Definition of buffeting in English:



mass noun
  • 1The action of striking someone or something repeatedly and violently.

    ‘the roofs have survived the buffeting of worse winds than this’
    • ‘It's been a complex job, working with cast and wrought iron, and we also had to be sure the structure was strong enough to survive the load stresses and buffeting it will get from the elements.’
    • ‘The magnetosphere varies in size and shape, and its outer boundary - the magnetopause - gently undulates like a wave due to buffeting by the solar wind.’
    • ‘The hull above the sphere is built to withstand the buffeting of surface waves and towing but is not designed nor required to resist deep sea pressures because of the unique method of operation.’
    • ‘Yesterday, a fair old wind gusted in off the waves and, for the first time this week, gave the grandstands, galleries and flapping hospitality tents the kind of buffeting demanded on occasions such as these.’
    • ‘They take the kicks and the buffeting from large animals rather more often than is reported and the risk of serious injury is always present.’
    • ‘Even with the top down, you get very minimal wind buffeting, enough to tell you that you're driving a convertible, but it won't feel like sitting in the middle of a hurricane.’

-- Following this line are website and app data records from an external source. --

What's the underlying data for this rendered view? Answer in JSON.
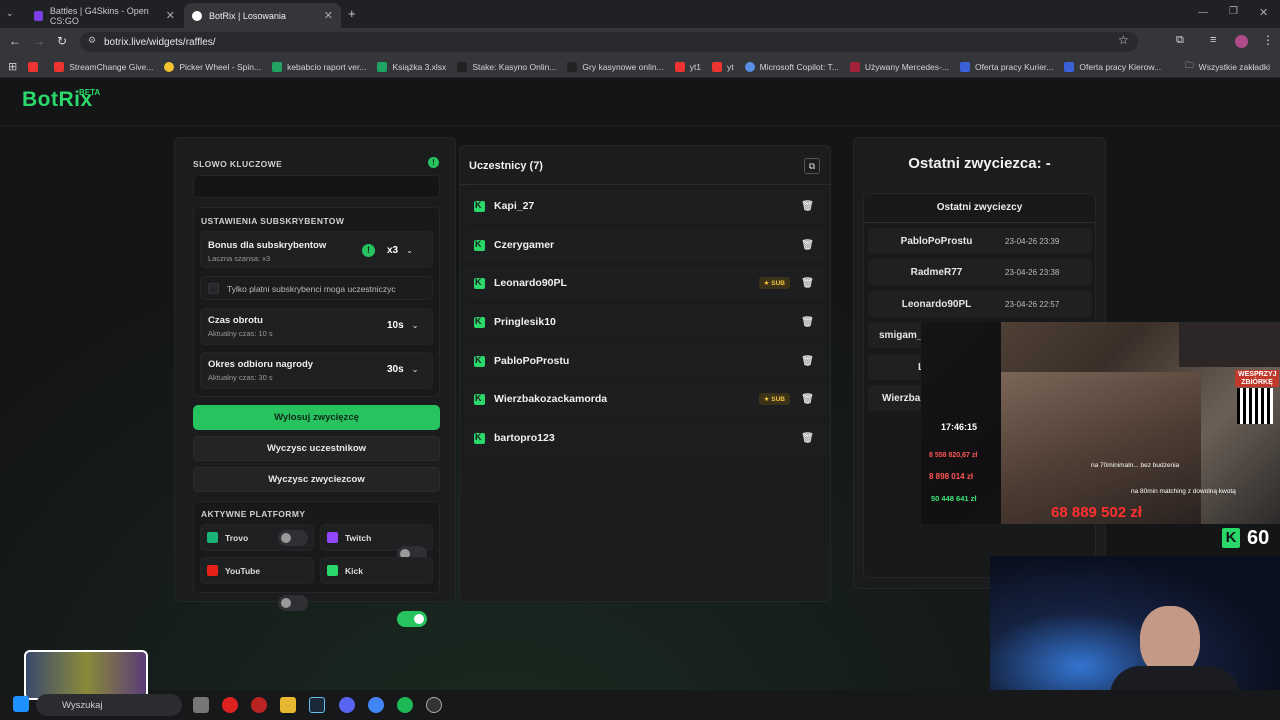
{
  "browser": {
    "tabs": [
      {
        "title": "Battles | G4Skins - Open CS:GO",
        "active": false
      },
      {
        "title": "BotRix | Losowania",
        "active": true
      }
    ],
    "url": "botrix.live/widgets/raffles/",
    "bookmarks": [
      "StreamChange Give...",
      "Picker Wheel - Spin...",
      "kebabcio raport ver...",
      "Książka 3.xlsx",
      "Stake: Kasyno Onlin...",
      "Gry kasynowe onlin...",
      "yt1",
      "yt",
      "Microsoft Copilot: T...",
      "Używany Mercedes-...",
      "Oferta pracy Kurier...",
      "Oferta pracy Kierow..."
    ],
    "all_bookmarks": "Wszystkie zakładki"
  },
  "header": {
    "logo": "BotRix",
    "badge": "BETA"
  },
  "left": {
    "keyword_label": "SLOWO KLUCZOWE",
    "keyword_value": "",
    "sub_settings_label": "USTAWIENIA SUBSKRYBENTOW",
    "bonus_title": "Bonus dla subskrybentow",
    "bonus_sub": "Laczna szansa: x3",
    "bonus_value": "x3",
    "only_paid": "Tylko platni subskrybenci moga uczestniczyc",
    "spin_title": "Czas obrotu",
    "spin_sub": "Aktualny czas: 10 s",
    "spin_value": "10s",
    "claim_title": "Okres odbioru nagrody",
    "claim_sub": "Aktualny czas: 30 s",
    "claim_value": "30s",
    "draw_button": "Wylosuj zwycięzcę",
    "clear_participants": "Wyczysc uczestnikow",
    "clear_winners": "Wyczysc zwyciezcow",
    "platforms_label": "AKTYWNE PLATFORMY",
    "platforms": [
      {
        "name": "Trovo",
        "on": false
      },
      {
        "name": "Twitch",
        "on": false
      },
      {
        "name": "YouTube",
        "on": false
      },
      {
        "name": "Kick",
        "on": true
      }
    ]
  },
  "middle": {
    "title": "Uczestnicy (7)",
    "participants": [
      {
        "name": "Kapi_27",
        "sub": false
      },
      {
        "name": "Czerygamer",
        "sub": false
      },
      {
        "name": "Leonardo90PL",
        "sub": true
      },
      {
        "name": "Pringlesik10",
        "sub": false
      },
      {
        "name": "PabloPoProstu",
        "sub": false
      },
      {
        "name": "Wierzbakozackamorda",
        "sub": true
      },
      {
        "name": "bartopro123",
        "sub": false
      }
    ],
    "sub_badge": "SUB"
  },
  "right": {
    "title": "Ostatni zwyciezca: -",
    "list_title": "Ostatni zwyciezcy",
    "winners": [
      {
        "name": "PabloPoProstu",
        "time": "23-04-26 23:39"
      },
      {
        "name": "RadmeR77",
        "time": "23-04-26 23:38"
      },
      {
        "name": "Leonardo90PL",
        "time": "23-04-26 22:57"
      },
      {
        "name": "smigam_",
        "time": ""
      },
      {
        "name": "L",
        "time": ""
      },
      {
        "name": "Wierzba",
        "time": ""
      }
    ]
  },
  "stream_overlay": {
    "clock": "17:46:15",
    "amount1": "8 558 820,67 zł",
    "amount2": "8 898 014 zł",
    "amount3": "50 448 641 zł",
    "big_amount": "68 889 502 zł",
    "viewer_count": "60",
    "donate_label": "WESPRZYJ ZBIÓRKĘ",
    "ticker_line1": "na 70minimaln... bez budzenia",
    "ticker_line2": "na 80min matching z dowolną kwotą"
  },
  "taskbar": {
    "search": "Wyszukaj"
  }
}
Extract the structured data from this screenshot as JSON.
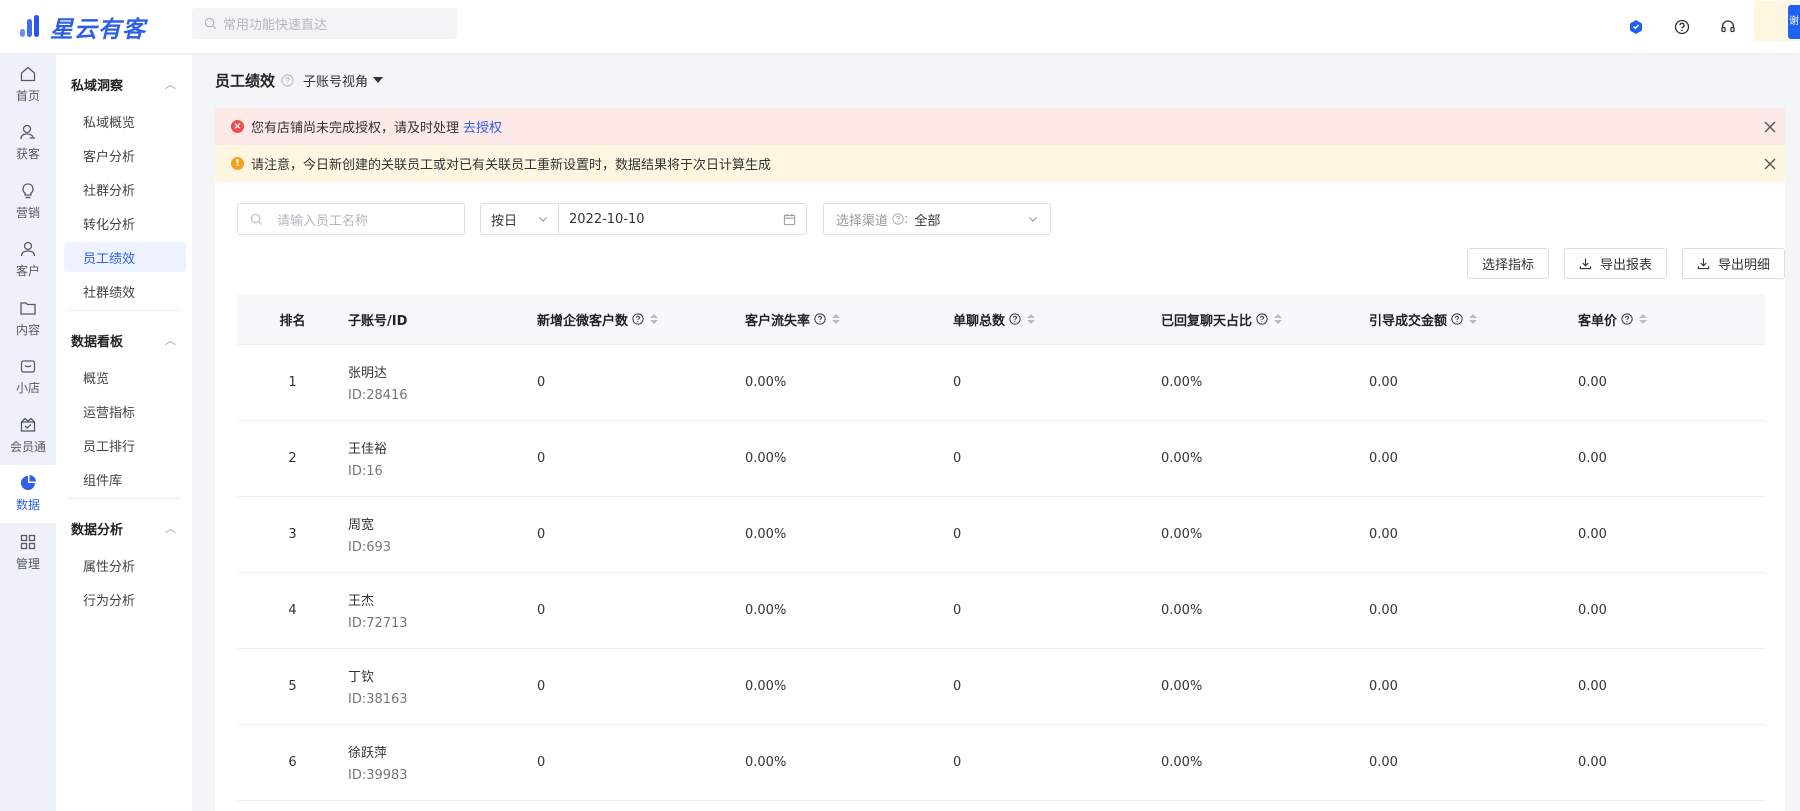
{
  "app": {
    "brand": "星云有客",
    "search_placeholder": "常用功能快速直达",
    "user_initial": "谢"
  },
  "rail": [
    {
      "label": "首页",
      "icon": "home-icon"
    },
    {
      "label": "获客",
      "icon": "acquire-icon"
    },
    {
      "label": "营销",
      "icon": "bulb-icon"
    },
    {
      "label": "客户",
      "icon": "user-icon"
    },
    {
      "label": "内容",
      "icon": "folder-icon"
    },
    {
      "label": "小店",
      "icon": "shop-icon"
    },
    {
      "label": "会员通",
      "icon": "member-icon"
    },
    {
      "label": "数据",
      "icon": "pie-chart-icon",
      "active": true
    },
    {
      "label": "管理",
      "icon": "grid-icon"
    }
  ],
  "subnav": {
    "sections": [
      {
        "title": "私域洞察",
        "items": [
          "私域概览",
          "客户分析",
          "社群分析",
          "转化分析",
          "员工绩效",
          "社群绩效"
        ]
      },
      {
        "title": "数据看板",
        "items": [
          "概览",
          "运营指标",
          "员工排行",
          "组件库"
        ]
      },
      {
        "title": "数据分析",
        "items": [
          "属性分析",
          "行为分析"
        ]
      }
    ],
    "active": "员工绩效"
  },
  "page": {
    "title": "员工绩效",
    "view": "子账号视角"
  },
  "alerts": {
    "error": {
      "text": "您有店铺尚未完成授权，请及时处理",
      "link": "去授权"
    },
    "warning": {
      "text": "请注意，今日新创建的关联员工或对已有关联员工重新设置时，数据结果将于次日计算生成"
    }
  },
  "filters": {
    "search_placeholder": "请输入员工名称",
    "date_unit": "按日",
    "date_value": "2022-10-10",
    "channel_label": "选择渠道",
    "channel_value": "全部"
  },
  "actions": {
    "select_metrics": "选择指标",
    "export_report": "导出报表",
    "export_detail": "导出明细"
  },
  "table": {
    "headers": [
      "排名",
      "子账号/ID",
      "新增企微客户数",
      "客户流失率",
      "单聊总数",
      "已回复聊天占比",
      "引导成交金额",
      "客单价"
    ],
    "rows": [
      {
        "rank": "1",
        "name": "张明达",
        "id": "ID:28416",
        "new_customers": "0",
        "churn": "0.00%",
        "chats": "0",
        "reply_ratio": "0.00%",
        "gmv": "0.00",
        "aov": "0.00"
      },
      {
        "rank": "2",
        "name": "王佳裕",
        "id": "ID:16",
        "new_customers": "0",
        "churn": "0.00%",
        "chats": "0",
        "reply_ratio": "0.00%",
        "gmv": "0.00",
        "aov": "0.00"
      },
      {
        "rank": "3",
        "name": "周宽",
        "id": "ID:693",
        "new_customers": "0",
        "churn": "0.00%",
        "chats": "0",
        "reply_ratio": "0.00%",
        "gmv": "0.00",
        "aov": "0.00"
      },
      {
        "rank": "4",
        "name": "王杰",
        "id": "ID:72713",
        "new_customers": "0",
        "churn": "0.00%",
        "chats": "0",
        "reply_ratio": "0.00%",
        "gmv": "0.00",
        "aov": "0.00"
      },
      {
        "rank": "5",
        "name": "丁钦",
        "id": "ID:38163",
        "new_customers": "0",
        "churn": "0.00%",
        "chats": "0",
        "reply_ratio": "0.00%",
        "gmv": "0.00",
        "aov": "0.00"
      },
      {
        "rank": "6",
        "name": "徐跃萍",
        "id": "ID:39983",
        "new_customers": "0",
        "churn": "0.00%",
        "chats": "0",
        "reply_ratio": "0.00%",
        "gmv": "0.00",
        "aov": "0.00"
      }
    ]
  }
}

    • ‘The wind was rising and the heavy buffeting caused many of the fabric coverings to split.’
    • ‘Will he be able to keep his grip through this buffeting?’
    • ‘Hood down, clever aerodynamic design ensures that the occupants are almost totally protected from wind buffeting, making open air motoring quite practicable, even at this late stage of the year.’

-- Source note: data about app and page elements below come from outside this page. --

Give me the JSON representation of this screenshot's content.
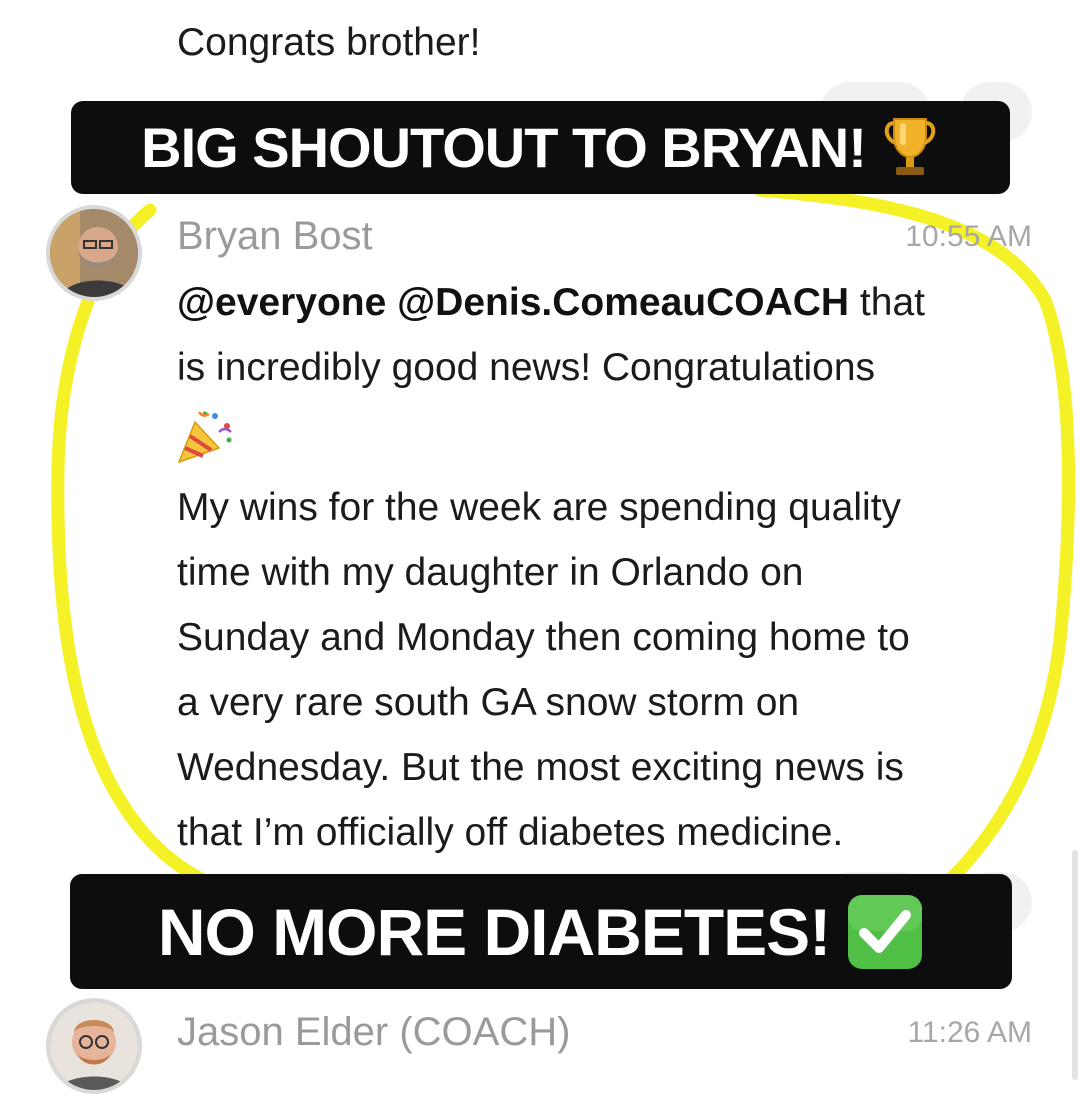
{
  "previous_message": {
    "text": "Congrats brother!"
  },
  "banners": {
    "top": {
      "text": "BIG SHOUTOUT TO BRYAN!",
      "emoji_name": "trophy-icon"
    },
    "bottom": {
      "text": "NO MORE DIABETES!",
      "emoji_name": "check-mark-icon"
    }
  },
  "highlight_color": "#f4f01b",
  "messages": [
    {
      "author": "Bryan Bost",
      "time": "10:55 AM",
      "mention_1": "@everyone",
      "mention_2": "@Denis.ComeauCOACH",
      "line_1_tail": " that",
      "line_2": "is incredibly good news!  Congratulations",
      "emoji_name": "party-popper-icon",
      "paragraph_2": [
        "My wins for the week are spending quality",
        "time with my daughter in Orlando on",
        "Sunday and Monday then coming home to",
        "a very rare south GA snow storm on",
        "Wednesday. But the most exciting news is",
        "that I’m officially off diabetes medicine."
      ]
    },
    {
      "author": "Jason Elder (COACH)",
      "time": "11:26 AM"
    }
  ]
}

    • ‘The buffeting he received eventually forced him off in the 81st minute and one sensed Ireland had reached the modest pinnacle of their efforts on this disappointing night with the equalising goal.’
    • ‘Like many taller cars, it takes a bit of buffeting from crosswinds.’
    • ‘Wolstenholme was panting for breath after taking a non-stop buffeting, while Khan remained fresh.’
    • ‘Perversely, Celtic will find cause for optimism in the buffeting they endured, concluding that Valencia appeared to give it their best shot but constructed only the slenderest of leads.’
    • ‘Moored alongside the wharf in the Yarra River in Melbourne, the ‘Nella Dan’ looked far too small to withstand the buffeting that was likely in the Southern Ocean.’
    • ‘Then maybe you could be looking at plants that like a Mediterranean climate that enjoy the extra buffeting by the wind.’
    • ‘The under-21 lads had taken such a buffeting from the weather on the opening day that they seemed unable to take advantage of improved conditions.’
    • ‘‘The storm damage too was serious and widespread,’ said Mr O'Flynn, who listed the many areas countywide that had taken a buffeting from the elements.’
    • ‘But at times they suffered a severe buffeting and were magnificent in the way they rose to the challenge.’
    • ‘The ship rocked violently, groaning and creaking with the weight and buffeting of the waves.’
    • ‘Given the buffeting he had withstood, Montgomery was remarkably cheerful after his round, and praised the wonderful effort of playing partner.’
    1. 1.1figurative The action or result of afflicting or harming someone, typically repeatedly or over a long period.
      ‘the buffeting that people are taking in lost job status’
      • ‘The past year has seen him withstanding endless buffeting and ridicule at the hands of the same newspapers which urged voters to back him last May.’
      • ‘The UN charter was written to withstand this buffeting.’
      • ‘Today, after many years of monetary self-discipline, they have stable, prosperous economies better able than ours to withstand the buffeting of world recession.’
      • ‘With the tough buffeting that unions are taking at the moment it is a perfectly rational response for union officials of all kinds to just say, ‘Well I am going to go and do something else.‘’
      • ‘The union has focused on the loss of American jobs to cheap overseas labor markets and the forces that are buffeting American working families.’
      • ‘This would, in any case, not have been easy to develop, given the buffeting that the Irish economy was receiving from the end of 1974.’
      • ‘Blue chips in other emerging Asian markets have also held up despite a rude buffeting by outside forces.’
  • 2Aeronautics
    Irregular oscillation of part of an aircraft, caused by turbulence.

    • ‘As soon as the flaps are extended and you start down, you will be conscious of a slight vibration or buffeting.’
    • ‘As soon as the wheels break from the underside of the wings, the draft of air up through the cockpit starts the same buffeting as before.’
    • ‘Aerodynamic forces cause vibrations at the tip of a blade where the effects of transonic speeds cause buffeting and vibration.’
    • ‘The buffeting was traced to airflow from the engine nacelles partially blanking out the tail surfaces.’
    • ‘Mounted close to the wing on modified bomb racks, the tanks caused buffeting and, even more seriously, would not separate cleanly in the event they were dropped.’